Princess Ayako, the youngest daughter of Emperor Akihito's late cousin Prince Takamado and Princess Hisako, will marry a businessman on Oct. 29, the Imperial Household Agency said Tuesday.
The future husband of the 27-year-old princess is Kei Moriya, 32, a graduate of Keio University who works for major shipping firm Nippon Yusen K.K.
The two will become officially engaged in a traditional court ceremony called "Nosai no Gi" on Aug. 12, the agency said. A string of other imperial ceremonies are expected to be held before their official wedding at Tokyo's Meiji Shrine.
The couple first met last December, according to the agency. Princess Hisako, who has known Moriya's father for 40 years since both were university students in Britain, introduced Moriya to Princess Ayako.

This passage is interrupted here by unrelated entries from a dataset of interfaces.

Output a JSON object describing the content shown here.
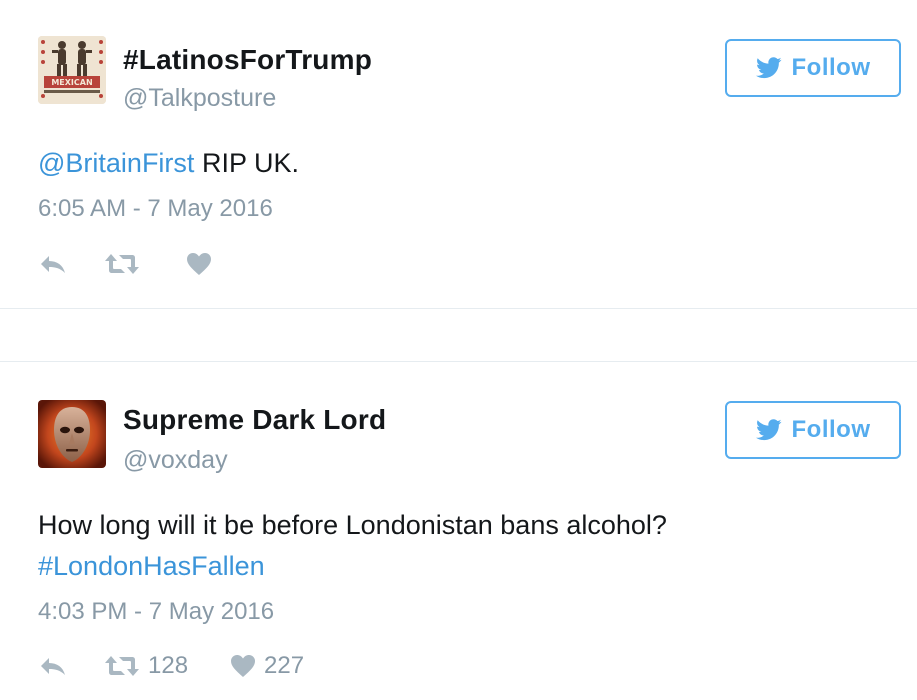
{
  "tweets": [
    {
      "display_name": "#LatinosForTrump",
      "handle": "@Talkposture",
      "follow_label": "Follow",
      "avatar_text": "MEXICAN",
      "text_mention": "@BritainFirst",
      "text_body": " RIP UK.",
      "timestamp": "6:05 AM - 7 May 2016",
      "retweet_count": "",
      "like_count": ""
    },
    {
      "display_name": "Supreme Dark Lord",
      "handle": "@voxday",
      "follow_label": "Follow",
      "text_line1": "How long will it be before Londonistan bans alcohol?",
      "text_hashtag": "#LondonHasFallen",
      "timestamp": "4:03 PM - 7 May 2016",
      "retweet_count": "128",
      "like_count": "227"
    }
  ],
  "colors": {
    "accent": "#55acee",
    "link": "#3b94d9",
    "muted": "#8899a6",
    "icon": "#aab8c2",
    "text": "#14171a"
  },
  "icons": {
    "follow": "twitter-bird-icon",
    "reply": "reply-icon",
    "retweet": "retweet-icon",
    "like": "heart-icon"
  }
}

Princess Hisako hoped to interest her daughter in international welfare activities by meeting Moriya, who is a board member of a nonprofit organization providing educational opportunities to children in developing countries.
Moriya's deceased mother was involved with the organization, Kokkyo naki Kodomotachi (Children without Borders), and Princess Hisako attended many of its events. "I'm happy if the organization helped them get to know each other," Saeko Terada, 72, the head of the organization told a press conference.
The couple is expected to provide more details of their relationship at a press conference next Monday.
Princess Ayako graduated from Josai International University in Chiba Prefecture and earned a master's degree there in 2016. She is currently working as a research fellow at the university's Faculty of Social Work Studies.
Born on Sept. 15, 1990, she is the third daughter of Prince Takamado, who died in November 2002. She is known for her interest in sports such as skiing and soccer and is a qualified childcarer.
In 2014, her sister Princess Noriko married Kunimaro Senge, the eldest son of the chief priest of Izumo Taisha, a Shinto shrine in Shimane Prefecture.
Moriya has a rich international background, having gone to kindergarten in Paris, and attended schools in Switzerland and Britain, before graduating from Keio University. His hobbies are also sports, including marathon and iron man races.
Messages of congratulation from their friends have poured in after the announcement of their engagement.
"I wish her a happy marriage," said Fumiya Miyamoto, a 19-year-old student in Josai International University who is a member of the same soccer team that the princess belonged to as a supporting member. Princess Ayako often attended their games to cheer even after the princess left the team, Miyamoto said.
A 53-year-old Nippon Yusen employee said cheers erupted in the office when the engagement was announced.
"He is fluent in English and has a reputation as a very capable worker," a colleague of Moriya said, adding that "he will be an earnest and good husband."
"I was very surprised to hear the news. I want to send my congratulations to his family," said a 49-year-old relative of Moriya.
Last year, the agency announced the planned engagement between Princess Mako, the eldest granddaughter of Emperor Akihito, and Kei Komuro, a commoner. But in February, their wedding was postponed until 2020, due to "lack of preparation."
Under the Imperial House Law, female members of the imperial family lose their royal family status when they marry a commoner.
After Princess Ayako and Princess Mako marry, the number of imperial family members will drop to 17 and that of female members to 12.
(From right: Princess Ayako, her sister Princess Tsuguko, cousins Princess Yoko and Princess Akiko, and Princess Mako)
To address the shrinking number of imperial family members, a resolution was added to the emperor's abdication law enacted in June last year, calling on the government to start deliberating succession issues, including an option to allow a princess to establish a branch of the imperial family after marrying a commoner.
Under the law, the 84-year-old emperor is set to abdicate on April 30, 2019, based on his desire to step down due to concern about his age and failing health.
The abdication and the upcoming marriages could accelerate calls for quick deliberation on such options, observers say.
Unlike male imperial family members, the marriages of female members do not require approval by the Imperial House Council, a national deliberative body summoned to discuss important issues concerning the imperial family.